Welcome to the inaugural version of a ‘View from Brussels’.
A new European Commission took office on 1 December 2019, without the UK nominating anyone (pending the outcome of the General Election). It remains to be seen whether Prime Minister Boris Johnson will feel obliged to put forward someone for the short period of time before the UK is scheduled to leave the EU.

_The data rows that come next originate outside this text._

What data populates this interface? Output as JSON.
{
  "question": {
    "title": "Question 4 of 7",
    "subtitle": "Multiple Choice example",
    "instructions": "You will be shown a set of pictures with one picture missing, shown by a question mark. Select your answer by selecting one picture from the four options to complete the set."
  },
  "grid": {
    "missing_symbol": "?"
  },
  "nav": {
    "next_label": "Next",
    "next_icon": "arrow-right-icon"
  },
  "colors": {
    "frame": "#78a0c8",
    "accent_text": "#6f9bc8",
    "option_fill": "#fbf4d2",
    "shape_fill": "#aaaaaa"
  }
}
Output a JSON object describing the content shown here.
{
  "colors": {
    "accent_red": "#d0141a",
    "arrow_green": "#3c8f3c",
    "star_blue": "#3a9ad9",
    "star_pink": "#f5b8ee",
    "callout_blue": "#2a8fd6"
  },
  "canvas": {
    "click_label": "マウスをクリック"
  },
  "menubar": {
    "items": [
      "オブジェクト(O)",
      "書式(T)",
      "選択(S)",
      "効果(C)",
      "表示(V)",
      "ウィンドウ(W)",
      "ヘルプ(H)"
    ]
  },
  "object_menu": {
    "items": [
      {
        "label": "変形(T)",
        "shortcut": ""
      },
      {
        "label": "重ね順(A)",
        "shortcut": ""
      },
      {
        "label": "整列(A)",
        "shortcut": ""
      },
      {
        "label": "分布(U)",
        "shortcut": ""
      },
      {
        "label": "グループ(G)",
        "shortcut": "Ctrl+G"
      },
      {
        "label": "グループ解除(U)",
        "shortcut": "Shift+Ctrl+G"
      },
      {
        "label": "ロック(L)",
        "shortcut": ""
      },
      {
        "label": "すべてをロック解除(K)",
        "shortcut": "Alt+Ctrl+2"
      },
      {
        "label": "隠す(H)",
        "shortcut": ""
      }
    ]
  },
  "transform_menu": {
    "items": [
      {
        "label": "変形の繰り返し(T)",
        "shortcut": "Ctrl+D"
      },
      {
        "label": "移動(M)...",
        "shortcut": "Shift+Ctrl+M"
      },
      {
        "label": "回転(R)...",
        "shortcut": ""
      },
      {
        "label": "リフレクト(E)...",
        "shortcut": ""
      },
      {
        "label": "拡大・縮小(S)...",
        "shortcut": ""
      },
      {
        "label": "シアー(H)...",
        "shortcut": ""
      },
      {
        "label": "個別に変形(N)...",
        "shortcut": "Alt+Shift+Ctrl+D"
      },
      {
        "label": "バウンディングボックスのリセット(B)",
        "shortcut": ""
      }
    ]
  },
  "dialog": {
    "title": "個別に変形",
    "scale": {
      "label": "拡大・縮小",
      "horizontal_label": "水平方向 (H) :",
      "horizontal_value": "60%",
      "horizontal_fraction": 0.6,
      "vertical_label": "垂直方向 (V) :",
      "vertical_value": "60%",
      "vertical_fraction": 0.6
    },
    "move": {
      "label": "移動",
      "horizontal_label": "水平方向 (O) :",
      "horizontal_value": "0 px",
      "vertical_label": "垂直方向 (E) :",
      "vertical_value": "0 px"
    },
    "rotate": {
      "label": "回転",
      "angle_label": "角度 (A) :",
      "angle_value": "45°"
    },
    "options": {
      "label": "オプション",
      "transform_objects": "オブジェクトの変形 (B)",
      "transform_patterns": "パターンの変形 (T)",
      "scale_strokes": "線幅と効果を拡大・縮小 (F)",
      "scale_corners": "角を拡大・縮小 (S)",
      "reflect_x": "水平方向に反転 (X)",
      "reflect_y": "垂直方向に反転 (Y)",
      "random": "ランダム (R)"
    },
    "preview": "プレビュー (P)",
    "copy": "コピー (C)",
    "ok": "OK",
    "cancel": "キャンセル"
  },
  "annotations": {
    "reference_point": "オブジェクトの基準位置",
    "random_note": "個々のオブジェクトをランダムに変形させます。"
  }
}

According to Ursula Von Der Leyen, the Commission President, the EU’s ambition is to become the first climate-neutral continent by 2050. All of the EU-27 have agreed to this with the exception of Poland, which relies on coal for 80 per cent of its energy. On 11 December, the European Commission presented the long-awaited European Green Deal (EGD) along with a roadmap of new proposals and key actions the Commission will take over the next 5 years. The strategy is comprehensive and includes a proposal by June 2021 for revised CO2 emission performance standards for cars and vans alongside funding for charging points. Other measures include the development of a renewed Sustainable Finance Strategy to ‘strengthen the foundations for sustainable public and private investment’, to be presented in Autumn 2020. Interestingly, the Commission has also proposed tweaking EU state aid rules to support the transition which puts the EU executive’s at odds with its usually strict approach to competition issues.
Meanwhile, the EU-28 reached agreement on a taxonomy for sustainable finance. The thinking behind this is to stamp out “greenwashing” — where firms can self-proclaim products as environmentally-friendly but without this being underpinned by common standards. The new Commission has signalled that this taxonomy will be used as a basis for an EU standard for green bonds and an eco-label for retail investment products. Under the agreement brokered on 18 December, investment in coal, gas and fossil fuels will no longer be considered sustainable. The agreement retains the concept of maintaining a neutral stance in relation to different alternative energy forms, provided that they are low in greenhouse gas (GHG) emissions. As such, the classification of nuclear energy remains largely ambiguous, being neither explicitly included nor excluded from the category of ‘pure green’ investments. This addresses the concerns expressed by the UK, France and others who blocked an earlier compromise. The taxonomy will include two sub-categories of "enabling" and "transitional" activities, which help define how an economic activity contributes to reducing GHG emissions.
Published 17 Dec 2019